Men have a way of masking their emotions. It oftentimes takes a drunk night out just to share a heart to heart with a close friend.
Surely there must be a better way? In a society where being masc is hot and being vulnerable is a turnoff, one Instagram blogger has found a way to get people to discuss their lives and emotions. Meet the Travelin’ Bum.
The account is run by Jeffrey Perla, a 26-year-old gay man living in New York City, who started the blog three years ago. The premise is simple: people from around the globe take off their clothes and tell a story about their lives, kind of like Humans of New York meets Magic Mike.
There’s something in the mix of the most magical places in the world and nudity that makes people lose those inhibitions and talk honestly about their experiences. LGBTQ coming out stories are special. They may not always have a happy ending, but they prove to be pivotal moments that help shape our perception of sexuality. Some of the stories are heart-wrenching, others funny. How does Jeffrey do it?
Let’s find out!
What is it about traveling and getting naked that makes people open up so much?
So I view it as a way of just freeing yourself from your story. I think that when you travel you are open to new experiences and things you have never done before. I also think being naked in front of someone creates a greater bond immediately that makes you more open to that person.
When I see someone post a picture of themselves on Instagram – or even specifically for me on my page – I respect them a lot because they are putting themselves out there to tell a story about what made them into the person they are today.
Are people ever nervous about stripping down?
It definitely depends on the setting. I mean, I have done it in Times Square in front of hundreds of people and I was nervous cringing waiting for it to be over. I think people are more nervous about the reaction of others and people around them than stripping in front of me if no one was around.
TB highlights the representation of all kinds, but it’s occasionally met with detractors. How do you go about showcasing diversity when you know it might not please all of the audience?
This is probably the most difficult thing I deal with day to day. Everyone has a story or a photo and wants me to post it, but above all else, the photo quality needs to be good. After all, this is Instagram. It should be a quality photo. It’s difficult for me to reject people or not post people because they equate me saying, “Hey, I need high quality or better photo’ as ‘Oh, it’s because I’m fat or oh I am not muscular, white etc.” and that isn’t the case at all.
In regards to the photos that do get posted that may not be your stereotypical gay male body, in the beginning, the comments were awful and I would try and go through and delete all the bad ones, but now I think people understand the concept.
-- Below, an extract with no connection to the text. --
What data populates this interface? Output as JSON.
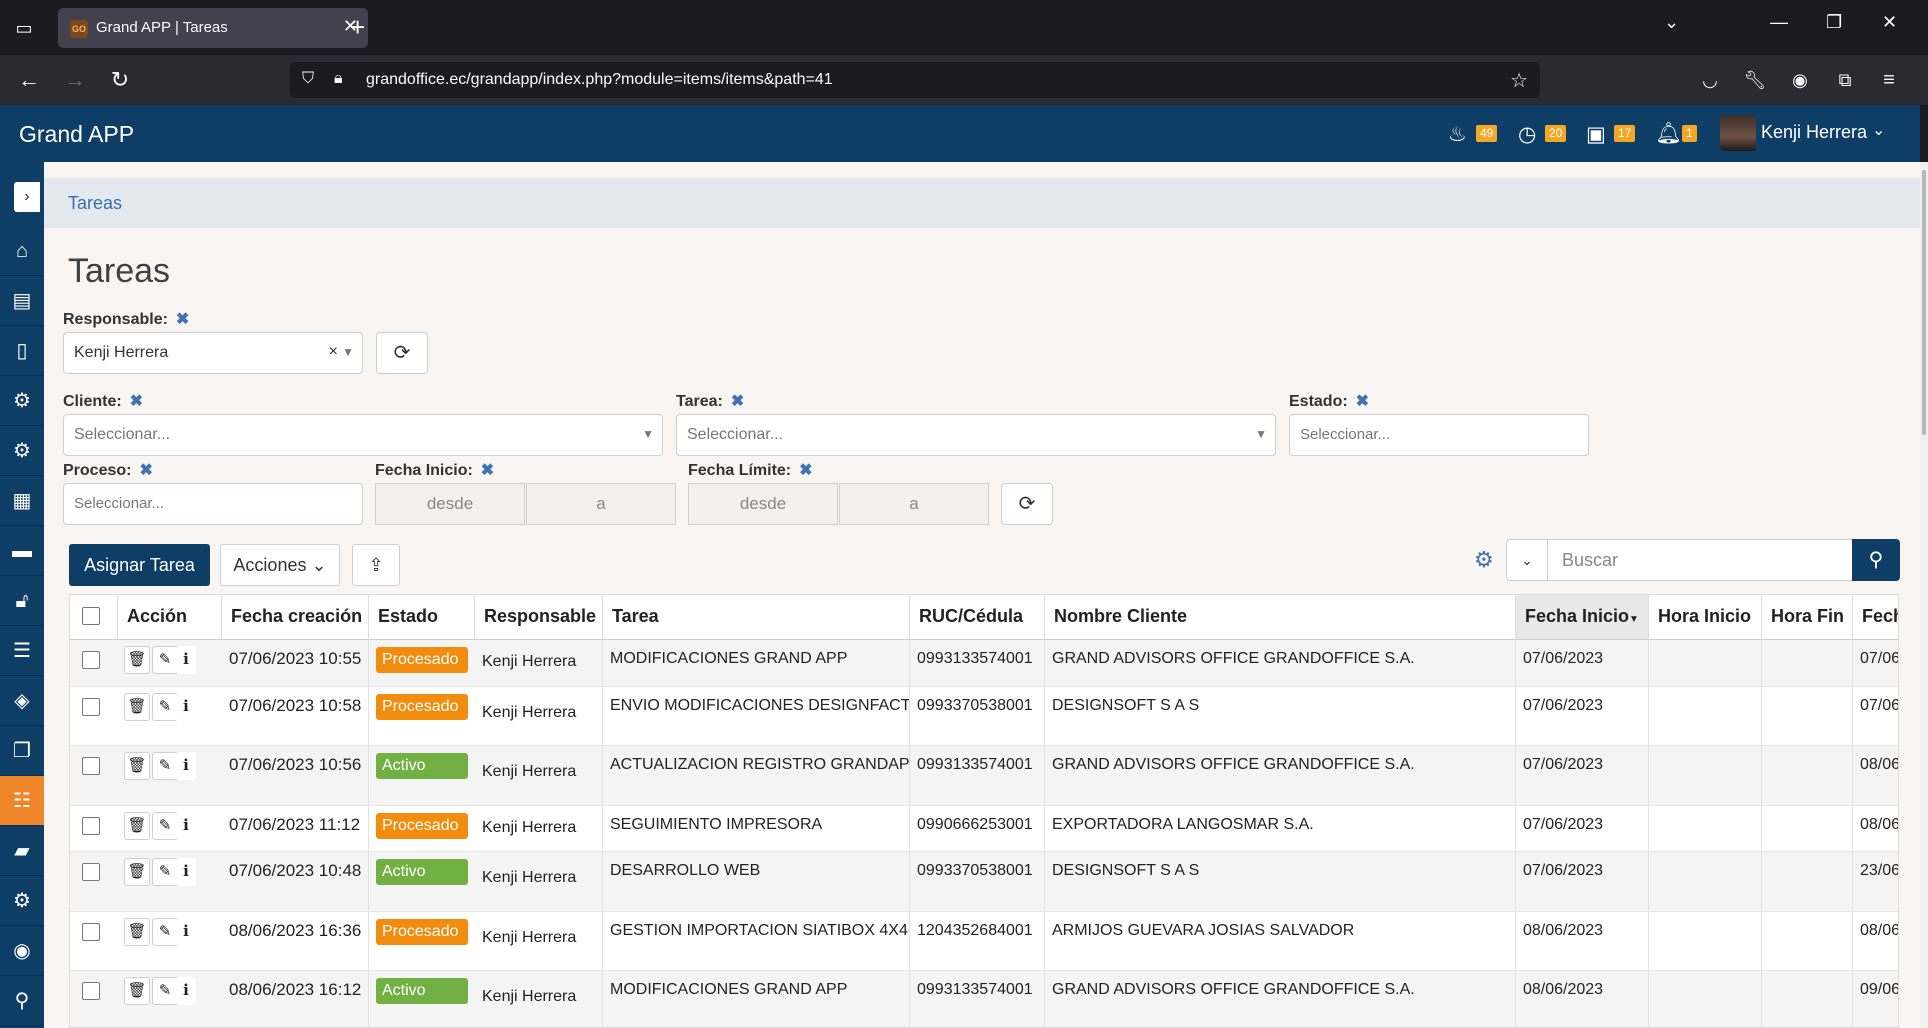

Last year when I posted the first plus-size man, I remember telling him don’t let the comments bring you down. I think I lost 1,000 followers. It was weird. Now, when I post someone plus size or diverse, people comment and are super supportive, which I love watching.
As someone that has grown a popular following, how do you maintain a healthy headspace with the constant pressures of social media in 2019?
I think it is super difficult but one helpful thing I have learned to do is have two phones. One of my phones doesn’t even have social media on it just so I can avoid the whole thing. I love it and it’s truly amazing to watch something I care so much about growing. However, sometimes you just need a break and you want to see your friends or go on a date, and, in those times, I just leave that phone home, so I can’t even look at it. I sometimes find myself waking up at 630 AM and I don’t leave my bed ’till 830 because all I did was go through my messages and get lost in my phone.
What is the best advice for someone who can’t be free and open where they live?
For anyone who feels stuck – whether that is from family or their culture – I would say you need to leave and experience the world. I have learned more about myself and acceptance from experience other cultures and meeting new people from around the world.
I think people need to experience what life would be like to feel ‘normal’ without being scared to be who they are in their hometowns. Often times people think it’s hard to imagine, but once you take a step out of your comfort zone you won’t look back.
What’s the most important lesson you’ve learned from talking to all these people?
The most important lesson I have learned is that everyone is different and that no one lives a ‘perfect life’. I think when you get to know someone and ask, ‘what is a story that has molded you into who you are today?’ something comes to your mind right away.
You can be gay, straight, bi, trans everyone has something significant that has impacted them. Whether it be a coming out story, a death, a move, a relationship etc.
So my advice for everyone would be to just listen. I think there is something you can take away from every person you meet.
Part of what makes The Travelin’ Bum so special is that it’s intertwined with your own story. How does your family feel about your social media initiative?
I mean my mom has legit taken a butt picture for me before so haha … but my parents are not on social media. Everyone else in our family and their friend group is. Although you would think they must not see what I am doing, a family member or one of their friends screenshots it and sends it to them so they are always in the loop. It has been fun to watch my parents grow as well though from this because I think, at first, it’s a lot for any father or mother to see their son taking a butt picture on social media. But they have been super supportive throughout the whole concept and my coming out, which has been great to watch.
You’ve expanded your platform with an accompanying website, merch, and a podcast. Where would you like to see TB go from here?
Hahaha you will just have to wait and see!
If someone reading this wants to be featured where can they reach you?
I like to think I am fairly quick answering DM’s. So if you have a photo and a story please DM me. Also you can email me at firstname.lastname@example.org.